Start of Block

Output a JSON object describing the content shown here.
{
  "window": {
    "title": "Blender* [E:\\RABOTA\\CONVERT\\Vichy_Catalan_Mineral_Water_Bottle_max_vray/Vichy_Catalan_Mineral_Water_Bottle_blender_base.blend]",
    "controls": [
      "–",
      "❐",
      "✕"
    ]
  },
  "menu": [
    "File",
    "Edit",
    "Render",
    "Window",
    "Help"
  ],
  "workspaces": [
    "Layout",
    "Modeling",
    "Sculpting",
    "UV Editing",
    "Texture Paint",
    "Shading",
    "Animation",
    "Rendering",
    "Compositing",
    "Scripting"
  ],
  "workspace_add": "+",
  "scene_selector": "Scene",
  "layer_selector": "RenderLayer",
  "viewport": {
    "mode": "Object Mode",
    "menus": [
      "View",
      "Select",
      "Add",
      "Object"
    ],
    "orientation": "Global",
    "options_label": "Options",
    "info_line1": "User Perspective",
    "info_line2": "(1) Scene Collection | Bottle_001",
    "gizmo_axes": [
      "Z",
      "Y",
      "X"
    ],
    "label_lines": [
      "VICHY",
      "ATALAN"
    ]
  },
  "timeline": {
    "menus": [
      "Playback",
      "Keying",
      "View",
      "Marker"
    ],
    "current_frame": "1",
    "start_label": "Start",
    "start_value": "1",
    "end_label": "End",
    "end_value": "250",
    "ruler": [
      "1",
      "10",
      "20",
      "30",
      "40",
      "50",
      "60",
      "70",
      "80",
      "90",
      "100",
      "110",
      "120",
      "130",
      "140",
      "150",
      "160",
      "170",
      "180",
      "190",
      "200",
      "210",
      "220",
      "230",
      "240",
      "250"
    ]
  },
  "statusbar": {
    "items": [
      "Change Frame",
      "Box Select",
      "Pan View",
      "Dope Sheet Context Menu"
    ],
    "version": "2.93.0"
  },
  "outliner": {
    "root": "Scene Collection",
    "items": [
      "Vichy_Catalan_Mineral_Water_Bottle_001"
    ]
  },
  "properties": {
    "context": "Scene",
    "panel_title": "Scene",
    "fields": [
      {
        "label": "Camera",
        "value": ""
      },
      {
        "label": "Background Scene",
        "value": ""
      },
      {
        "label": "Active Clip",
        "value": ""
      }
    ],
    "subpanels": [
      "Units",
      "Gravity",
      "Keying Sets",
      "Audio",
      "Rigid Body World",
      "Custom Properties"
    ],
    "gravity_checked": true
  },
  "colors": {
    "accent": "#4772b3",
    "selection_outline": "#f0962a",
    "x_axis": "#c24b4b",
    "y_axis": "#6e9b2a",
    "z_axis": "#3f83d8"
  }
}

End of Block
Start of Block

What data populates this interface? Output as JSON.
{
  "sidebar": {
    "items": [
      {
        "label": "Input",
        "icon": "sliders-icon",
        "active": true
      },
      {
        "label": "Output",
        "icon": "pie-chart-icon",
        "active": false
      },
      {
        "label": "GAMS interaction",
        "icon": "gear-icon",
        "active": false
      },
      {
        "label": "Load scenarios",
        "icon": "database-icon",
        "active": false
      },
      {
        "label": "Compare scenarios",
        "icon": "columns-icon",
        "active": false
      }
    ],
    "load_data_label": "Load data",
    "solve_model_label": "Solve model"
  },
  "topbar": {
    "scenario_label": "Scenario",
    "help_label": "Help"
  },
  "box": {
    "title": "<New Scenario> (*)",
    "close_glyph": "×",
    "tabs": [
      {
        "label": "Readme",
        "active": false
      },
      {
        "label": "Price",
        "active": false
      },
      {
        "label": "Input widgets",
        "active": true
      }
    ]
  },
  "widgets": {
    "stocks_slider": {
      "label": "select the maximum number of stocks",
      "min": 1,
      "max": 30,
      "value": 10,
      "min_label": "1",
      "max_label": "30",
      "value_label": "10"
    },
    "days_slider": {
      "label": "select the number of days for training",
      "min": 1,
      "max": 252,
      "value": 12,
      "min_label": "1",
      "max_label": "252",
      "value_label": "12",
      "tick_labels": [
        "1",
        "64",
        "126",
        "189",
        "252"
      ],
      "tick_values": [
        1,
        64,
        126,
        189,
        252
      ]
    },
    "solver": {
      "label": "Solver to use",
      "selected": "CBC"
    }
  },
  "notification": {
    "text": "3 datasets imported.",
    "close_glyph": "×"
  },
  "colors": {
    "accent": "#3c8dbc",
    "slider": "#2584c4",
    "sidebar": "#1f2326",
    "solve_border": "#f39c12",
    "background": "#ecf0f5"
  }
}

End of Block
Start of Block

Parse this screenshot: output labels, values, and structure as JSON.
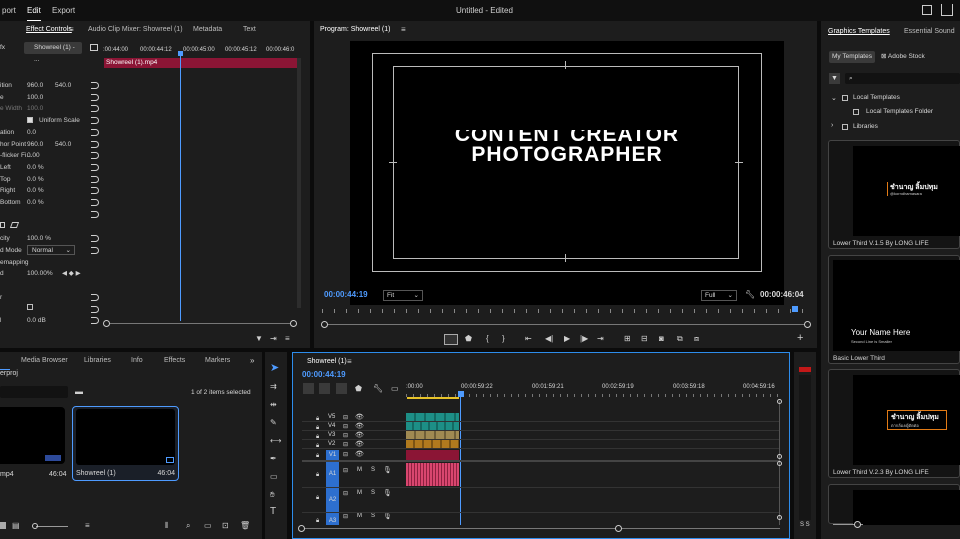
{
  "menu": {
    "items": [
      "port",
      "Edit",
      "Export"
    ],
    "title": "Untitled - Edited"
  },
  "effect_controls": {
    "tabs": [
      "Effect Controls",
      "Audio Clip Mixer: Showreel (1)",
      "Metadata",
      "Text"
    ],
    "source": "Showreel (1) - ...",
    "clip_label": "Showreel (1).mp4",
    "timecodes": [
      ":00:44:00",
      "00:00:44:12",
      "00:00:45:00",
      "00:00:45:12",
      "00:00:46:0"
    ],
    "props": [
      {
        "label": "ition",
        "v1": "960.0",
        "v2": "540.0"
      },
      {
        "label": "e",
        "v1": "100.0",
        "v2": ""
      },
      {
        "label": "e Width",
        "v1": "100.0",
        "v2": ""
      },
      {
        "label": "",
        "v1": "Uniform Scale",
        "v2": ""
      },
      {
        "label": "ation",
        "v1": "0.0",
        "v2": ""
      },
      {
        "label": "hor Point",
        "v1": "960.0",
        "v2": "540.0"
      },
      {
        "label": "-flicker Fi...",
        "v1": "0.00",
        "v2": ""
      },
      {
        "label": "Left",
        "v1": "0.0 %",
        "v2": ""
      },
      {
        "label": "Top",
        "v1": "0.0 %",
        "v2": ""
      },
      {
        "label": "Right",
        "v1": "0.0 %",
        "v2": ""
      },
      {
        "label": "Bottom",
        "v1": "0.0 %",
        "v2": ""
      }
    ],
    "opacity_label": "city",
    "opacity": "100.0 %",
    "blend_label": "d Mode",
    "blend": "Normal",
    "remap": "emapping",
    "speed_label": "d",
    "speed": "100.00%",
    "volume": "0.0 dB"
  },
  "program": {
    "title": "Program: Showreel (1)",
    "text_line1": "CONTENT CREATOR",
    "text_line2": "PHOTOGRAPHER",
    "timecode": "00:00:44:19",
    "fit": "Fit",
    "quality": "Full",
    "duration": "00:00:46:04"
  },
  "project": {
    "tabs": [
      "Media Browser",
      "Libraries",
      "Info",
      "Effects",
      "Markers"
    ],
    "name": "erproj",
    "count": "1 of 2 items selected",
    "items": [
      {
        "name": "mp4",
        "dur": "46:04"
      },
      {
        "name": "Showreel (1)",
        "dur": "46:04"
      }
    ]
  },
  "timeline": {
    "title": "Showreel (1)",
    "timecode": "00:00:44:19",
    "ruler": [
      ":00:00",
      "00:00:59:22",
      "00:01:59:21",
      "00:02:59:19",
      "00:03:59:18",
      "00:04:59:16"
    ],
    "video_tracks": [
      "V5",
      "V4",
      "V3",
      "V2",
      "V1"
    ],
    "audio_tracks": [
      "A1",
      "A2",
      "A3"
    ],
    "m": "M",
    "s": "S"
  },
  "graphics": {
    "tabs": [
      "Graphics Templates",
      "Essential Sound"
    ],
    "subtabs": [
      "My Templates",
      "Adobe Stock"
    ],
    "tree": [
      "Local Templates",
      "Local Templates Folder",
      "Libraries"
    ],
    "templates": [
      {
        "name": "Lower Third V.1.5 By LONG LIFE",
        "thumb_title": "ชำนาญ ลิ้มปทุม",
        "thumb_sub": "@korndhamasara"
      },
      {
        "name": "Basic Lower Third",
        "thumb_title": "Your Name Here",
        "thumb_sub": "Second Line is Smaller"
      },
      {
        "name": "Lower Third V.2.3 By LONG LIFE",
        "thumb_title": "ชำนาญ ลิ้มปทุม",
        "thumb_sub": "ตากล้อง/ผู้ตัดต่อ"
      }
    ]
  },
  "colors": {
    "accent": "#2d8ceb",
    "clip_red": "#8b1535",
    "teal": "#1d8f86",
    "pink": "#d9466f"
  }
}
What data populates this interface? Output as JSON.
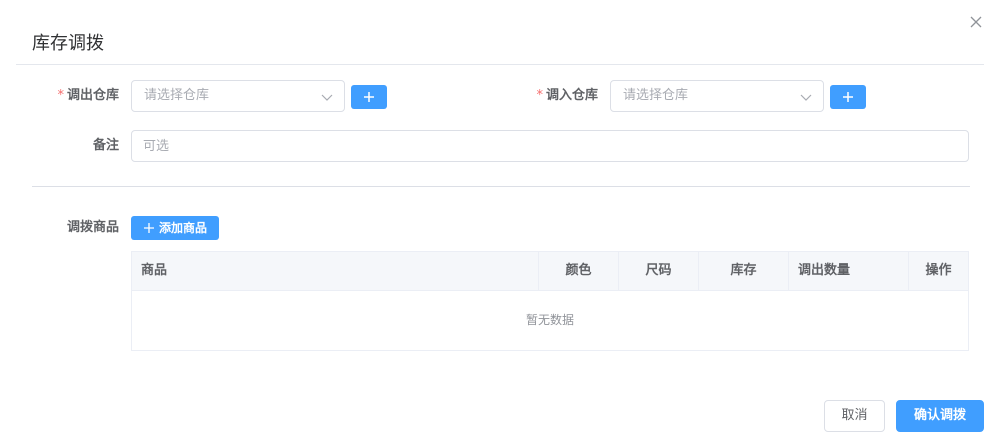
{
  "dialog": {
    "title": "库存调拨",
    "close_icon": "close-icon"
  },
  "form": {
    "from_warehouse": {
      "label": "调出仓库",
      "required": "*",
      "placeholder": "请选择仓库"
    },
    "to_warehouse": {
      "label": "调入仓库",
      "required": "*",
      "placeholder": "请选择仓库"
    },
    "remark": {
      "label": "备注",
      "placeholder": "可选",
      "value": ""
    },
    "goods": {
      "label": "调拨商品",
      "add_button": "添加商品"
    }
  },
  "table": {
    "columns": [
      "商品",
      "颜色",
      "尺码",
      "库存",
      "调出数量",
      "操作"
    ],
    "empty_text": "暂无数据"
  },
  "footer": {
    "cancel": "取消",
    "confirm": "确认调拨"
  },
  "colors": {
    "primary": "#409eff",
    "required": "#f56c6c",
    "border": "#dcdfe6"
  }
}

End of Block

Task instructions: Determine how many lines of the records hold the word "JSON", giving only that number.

Task result: 4